The following article is a part of conference coverage from the 2019 American College of Rheumatology/Association of Rheumatology Professionals (ACR/ARP) Annual Meeting, being held in Atlanta, Georgia. The team at Rheumatology Advisor will be reporting on the latest news and research conducted by leading experts in rheumatology. Check back for more from the 2019 ACR/ARP Annual Meeting.
ATLANTA – Compared with the Bath Ankylosing Spondylitis Disease Activity Index (BASDAI), Ankylosing Spondylitis Disease Activity Score (ASDAS) can better assess response to biologic medications among patients with axial spondyloarthritis (axSpA) with coexistent fibromyalgia, according to research results presented at the 2019 American College of Rheumatology/Association of Rheumatology Professionals (ACR/ARP) Annual Meeting, held November 8 to 13, 2019, in Atlanta, Georgia.
The study included data from 85 patients with axSpA (65 men; mean age, 44.7±13.3 years; mean disease duration, 9.5±9.9 years). Researchers collected data on demographic characteristics, extra-articular manifestations, and outcome measures, and patients were categorized as either responders or nonresponders to biologics.
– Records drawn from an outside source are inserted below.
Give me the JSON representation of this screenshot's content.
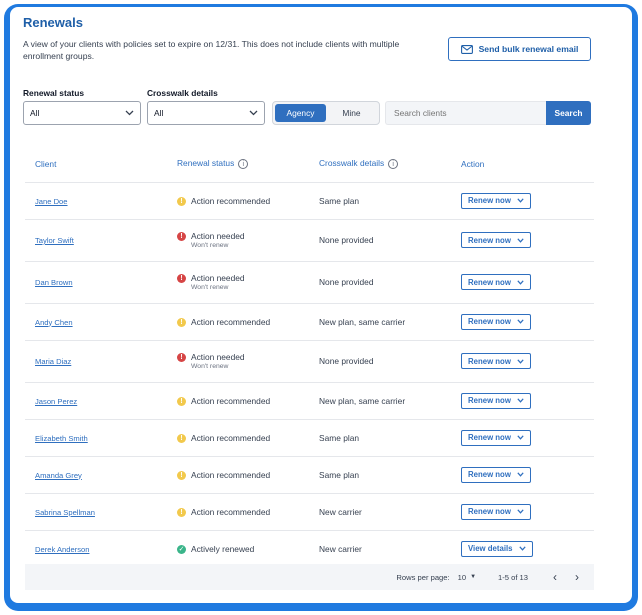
{
  "header": {
    "title": "Renewals",
    "subtitle": "A view of your clients with policies set to expire on 12/31. This does not include clients with multiple enrollment groups.",
    "bulk_button": "Send bulk renewal email",
    "bulk_icon": "mail-icon"
  },
  "filters": {
    "renewal_status_label": "Renewal status",
    "renewal_status_value": "All",
    "crosswalk_label": "Crosswalk details",
    "crosswalk_value": "All",
    "toggle_options": [
      "Agency",
      "Mine"
    ],
    "toggle_selected": "Agency",
    "search_placeholder": "Search clients",
    "search_button": "Search"
  },
  "table": {
    "columns": [
      "Client",
      "Renewal status",
      "Crosswalk details",
      "Action"
    ],
    "rows": [
      {
        "client": "Jane Doe",
        "status": "Action recommended",
        "note": "",
        "status_type": "warning",
        "crosswalk": "Same plan",
        "action": "Renew now"
      },
      {
        "client": "Taylor Swift",
        "status": "Action needed",
        "note": "Won't renew",
        "status_type": "error",
        "crosswalk": "None provided",
        "action": "Renew now"
      },
      {
        "client": "Dan Brown",
        "status": "Action needed",
        "note": "Won't renew",
        "status_type": "error",
        "crosswalk": "None provided",
        "action": "Renew now"
      },
      {
        "client": "Andy Chen",
        "status": "Action recommended",
        "note": "",
        "status_type": "warning",
        "crosswalk": "New plan, same carrier",
        "action": "Renew now"
      },
      {
        "client": "Maria Diaz",
        "status": "Action needed",
        "note": "Won't renew",
        "status_type": "error",
        "crosswalk": "None provided",
        "action": "Renew now"
      },
      {
        "client": "Jason Perez",
        "status": "Action recommended",
        "note": "",
        "status_type": "warning",
        "crosswalk": "New plan, same carrier",
        "action": "Renew now"
      },
      {
        "client": "Elizabeth Smith",
        "status": "Action recommended",
        "note": "",
        "status_type": "warning",
        "crosswalk": "Same plan",
        "action": "Renew now"
      },
      {
        "client": "Amanda Grey",
        "status": "Action recommended",
        "note": "",
        "status_type": "warning",
        "crosswalk": "Same plan",
        "action": "Renew now"
      },
      {
        "client": "Sabrina Spellman",
        "status": "Action recommended",
        "note": "",
        "status_type": "warning",
        "crosswalk": "New carrier",
        "action": "Renew now"
      },
      {
        "client": "Derek Anderson",
        "status": "Actively renewed",
        "note": "",
        "status_type": "success",
        "crosswalk": "New carrier",
        "action": "View details"
      }
    ]
  },
  "pagination": {
    "rows_per_page_label": "Rows per page:",
    "rows_per_page_value": "10",
    "range": "1-5 of 13"
  },
  "colors": {
    "frame": "#1f7ae0",
    "primary": "#2f6fbf",
    "warning": "#f2c94c",
    "error": "#d64545",
    "success": "#3bb58a"
  }
}
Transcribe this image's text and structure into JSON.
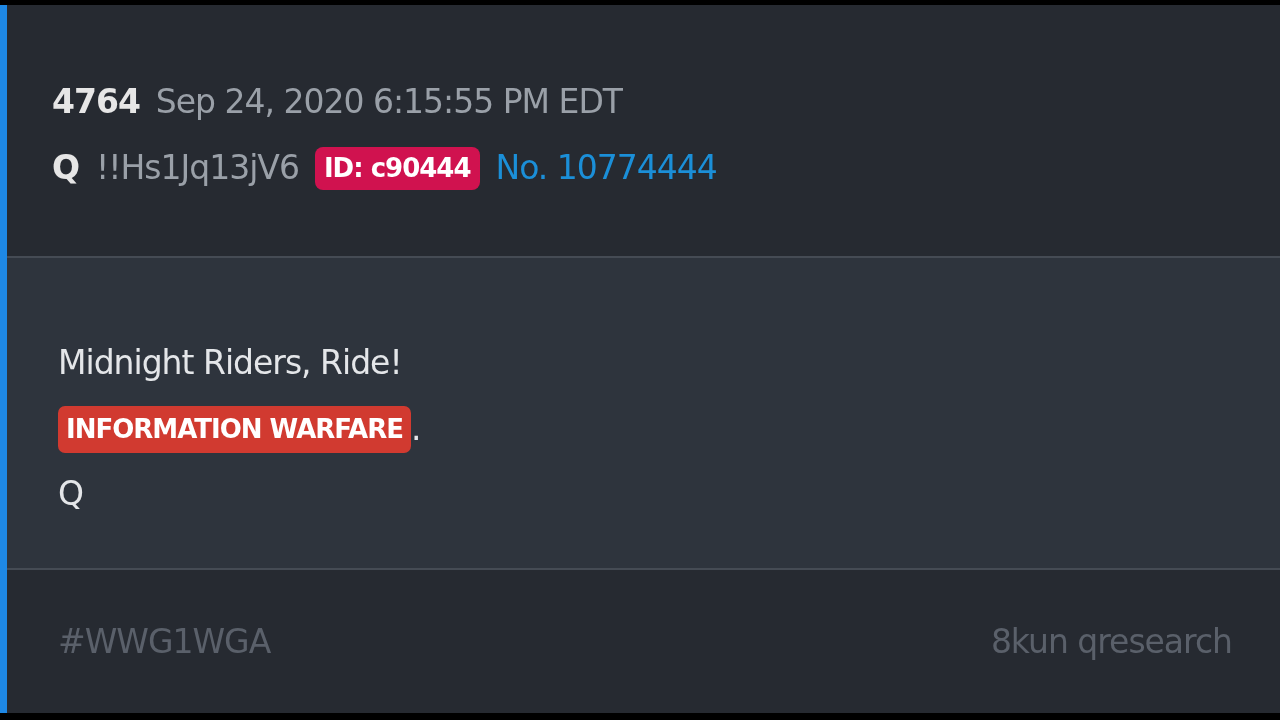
{
  "post": {
    "number": "4764",
    "timestamp": "Sep 24, 2020 6:15:55 PM EDT",
    "author": "Q",
    "tripcode": "!!Hs1Jq13jV6",
    "id_badge": "ID: c90444",
    "post_link": "No. 10774444"
  },
  "body": {
    "line_1": "Midnight Riders, Ride!",
    "highlight": "INFORMATION WARFARE",
    "highlight_suffix": ".",
    "signature": "Q"
  },
  "footer": {
    "hashtag": "#WWG1WGA",
    "source": "8kun qresearch"
  }
}
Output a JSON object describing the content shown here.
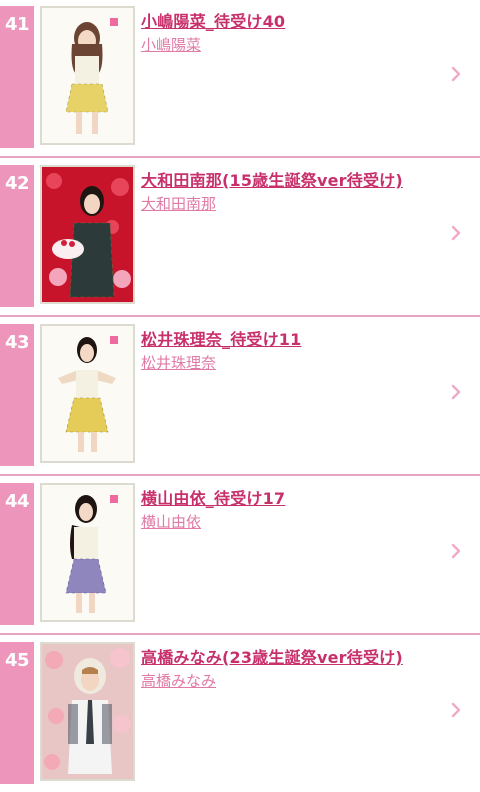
{
  "items": [
    {
      "rank": "41",
      "title": "小嶋陽菜_待受け40",
      "artist": "小嶋陽菜",
      "thumb_icon": "member-photo-icon"
    },
    {
      "rank": "42",
      "title": "大和田南那(15歳生誕祭ver待受け)",
      "artist": "大和田南那",
      "thumb_icon": "member-photo-icon"
    },
    {
      "rank": "43",
      "title": "松井珠理奈_待受け11",
      "artist": "松井珠理奈",
      "thumb_icon": "member-photo-icon"
    },
    {
      "rank": "44",
      "title": "横山由依_待受け17",
      "artist": "横山由依",
      "thumb_icon": "member-photo-icon"
    },
    {
      "rank": "45",
      "title": "高橋みなみ(23歳生誕祭ver待受け)",
      "artist": "高橋みなみ",
      "thumb_icon": "member-photo-icon"
    }
  ],
  "colors": {
    "rank_bg": "#ee95bb",
    "title": "#c8306c",
    "artist": "#e07aa6",
    "divider": "#e7a4c0",
    "chevron": "#f0a9c6"
  }
}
For both groups, the researchers determined the mean scores for the individual questions of BASDAI, Bath Ankylosing Spondylitis Functional Index (BASFI), ASDAS, and C-reactive protein (CRP). They performed further analysis after stratifying patients into 3 groups: group 1 (BASDAI ≥4, ASDAS ≥2.1), group 2 (BASDAI <4, ASDAS ≥2.1) and group 3 (BASDAI <4, ASDAS <2.1).
At baseline, mean BASDAI scores were similar between responders and nonresponders receiving biologics (6.1 and 6.2, respectively).
After treatment with biologic medications, patients with clinical nonresponse had higher mean scores for question 1 (fatigue) and question 4 (musculoskeletal areas of tenderness; 7.7 and 6.5, respectively) of the BASDAI compared with responders (3.8 and 2.2, respectively). Compared with responders, nonresponders had a higher mean score for BASFI (2.2 vs 5.9, respectively).
After performing further analysis using ASDAS, the researchers found that group 1 had higher mean scores for question 1 and question 4 (6.9 and 6.0, respectively) of the BASDAI and coexistent fibromyalgia compared with groups 2 (2.6 and 2.6, respectively) and 3 (3.3 and 1.7, respectively). Group 1 also had a higher mean BASFI compared with groups 2 and 3 (5.2 vs 2.4 and 1.6, respectively).
Compared with groups 1 and 3, patients in group 2 had higher mean CRP (3.5 and 3.1 vs 11.4, respectively), denoting a higher inflammatory burden.
“These findings support the hypothesis that fatigue and pain, as reflected by high scores for [question] 1 and [question] 4 of the BASDAI and coexistent fibromyalgia, are possible drivers of high perceived disease activity and nonresponse to biologics,” the researchers concluded. “ASDAS provides a means of incorporating more objective measures of disease activity, such as CRP, into clinical assessment, and therefore, provides a useful adjunct to traditional Bath scores in assessing response to biologics,” they added.
Disclosure: One study author declared affiliations with the pharmaceutical industry. Please see the original reference for a full list of author’s disclosures.
Visit Rheumatology Advisor for live coverage and more news from the 2019 ACR/ARP Annual Meeting.
Sacks S, Rigler K, Chan A. The Ankylosing Spondylitis Disease Activity Score reflects and predicts response to biologic treatment in axial spondyloarthritis patients with coexistent fibromyalgia compared to the Bath Ankylosing Spondylitis Disease Activity Index. Presented at: 2019 ACR/ARP Annual Meeting; November 8-13, 2019; Atlanta, GA. Abstract 1819.